What are we learning from the Stations?
The Sensory Station provides common metrics of sensorimotor abilities that are currently being collected in a number interesting athlete and soldier populations. As such, this tool provides a unique translational bridge between laboratory-based research and applications for both sports and military pursuits. Some of the emerging articles and findings based on the Sensory Station are listed below. Click on the title image to get a PDF of the paper.
Erickson et. al (2011) demonstrate test-retest reliability of the Station measures.
"The results of this study show that many of the Nike Sensory Station assessments show repeatability and no learning effect over time. The measures that did improve across sessions show an expected learning effect caused by the motor response characteristics being measured." These tasks include Near-Far Quickness, Eye-Hand Coordination, and Go/No-Go.
The P3 Lab at Duke University uses the Sensory Stations to examine sensorimotor variability (Wang et al. 2015) and learning (Krasich et al. under review).
Research in the P3 Lab seeks to examine the ways in which individuals differ in their sensorimotor skills and how these can be improved with training. In Wang et al (2015) we show that the Sensory Stations primarily assess three types of abilities; visual-motor control, visual sensitivity, and eye-quickness (dynamic attention), and that some aspects of these abilities differ between the genders and as a function of the time of day. Further, in Krasich et al. (under review) we have found that training on the Sensory Station leads improvements in tasks involving visual-motor function, with little improvement in visual sensitivity.
Researchers at the University of North Dakota have shown the Sensory Station tasks are predictive of on-ice performance.
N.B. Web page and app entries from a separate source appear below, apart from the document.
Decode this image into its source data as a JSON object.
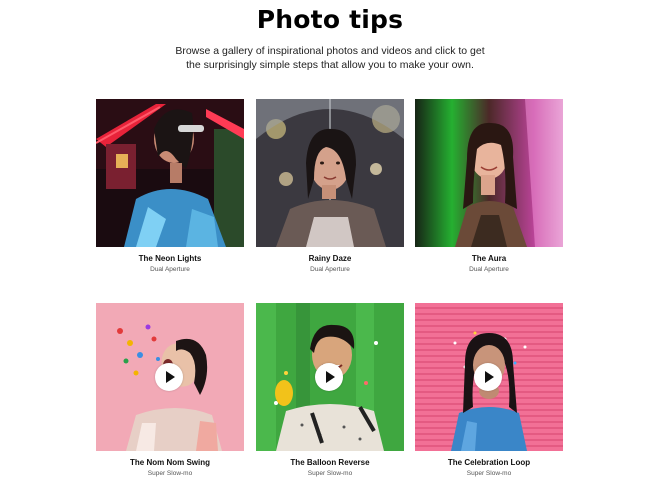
{
  "header": {
    "title": "Photo tips",
    "subtitle": "Browse a gallery of inspirational photos and videos and click to get the surprisingly simple steps that allow you to make your own."
  },
  "cards": [
    {
      "title": "The Neon Lights",
      "subtitle": "Dual Aperture",
      "video": false
    },
    {
      "title": "Rainy Daze",
      "subtitle": "Dual Aperture",
      "video": false
    },
    {
      "title": "The Aura",
      "subtitle": "Dual Aperture",
      "video": false
    },
    {
      "title": "The Nom Nom Swing",
      "subtitle": "Super Slow-mo",
      "video": true
    },
    {
      "title": "The Balloon Reverse",
      "subtitle": "Super Slow-mo",
      "video": true
    },
    {
      "title": "The Celebration Loop",
      "subtitle": "Super Slow-mo",
      "video": true
    }
  ],
  "colors": {
    "neon": "#c8172a",
    "rain": "#6b6a70",
    "aura": "#2fbf3a",
    "pink": "#f0a6b4",
    "green": "#3aa33c",
    "stripes": "#f06c92"
  }
}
Poltavski & Biberdorff (2014). The role of visual perception measures used in sports vision programs in predicting actual game performance in Division collegiate hockey players.
Using the Sensory Stations as a primary research tool Poltavski and Biberdorff demonstrated that 69% of the goals made by Division I collegiate hockey players over two seasons could be predicted by faster reaction time to a visual stimulus (average simple RT), better visual memory (Perception Span), better visual discrimination (Go/No-Go), and a faster ability to shift focus between near and far objects (Near-Far Quickness Score) as assessed with the Sensory Station. Approximately 42% of the game points were significantly related to better discrimination among competing visual stimuli (Go/No-Go) and faster reaction time (average simple RT). This is one of the first studies to show that trainable sensorimotor skills, are indeed important for sports performance.
Researchers at the Matthew Gfeller Center at UNC-Chapel Hill have been using the Stations to study the effects of sports-related traumatic brain injury
Current projects at the Matthew Gfeller Sports-Related Traumatic Brain Injury Research Center have utilized the Sensory Stations as a tool for understanding the effects of concussions on vision and sensory performance As part of this program, they are working to derive 'reliable change indices' that describe how performance on the Stations changes over time in both concussed and non-concussed athletes. This information will allow for the Sensory Station tasks to be used as clinical diagnostics for TBI. In addition, Harpham et al (2013) showed that among a cohort of 38 Division I college football players, individuals who scored worse in Sensory Station tasks prior to the football season were more likely to sustained severe head impacts during practices and games throughout the course of the season.
Supporting References for Station Tasks
Here are a few more supporting references that pertain to the tasks included in the Sensory Station battery.
Are there articles, that you think should be added here? Email us and let us know.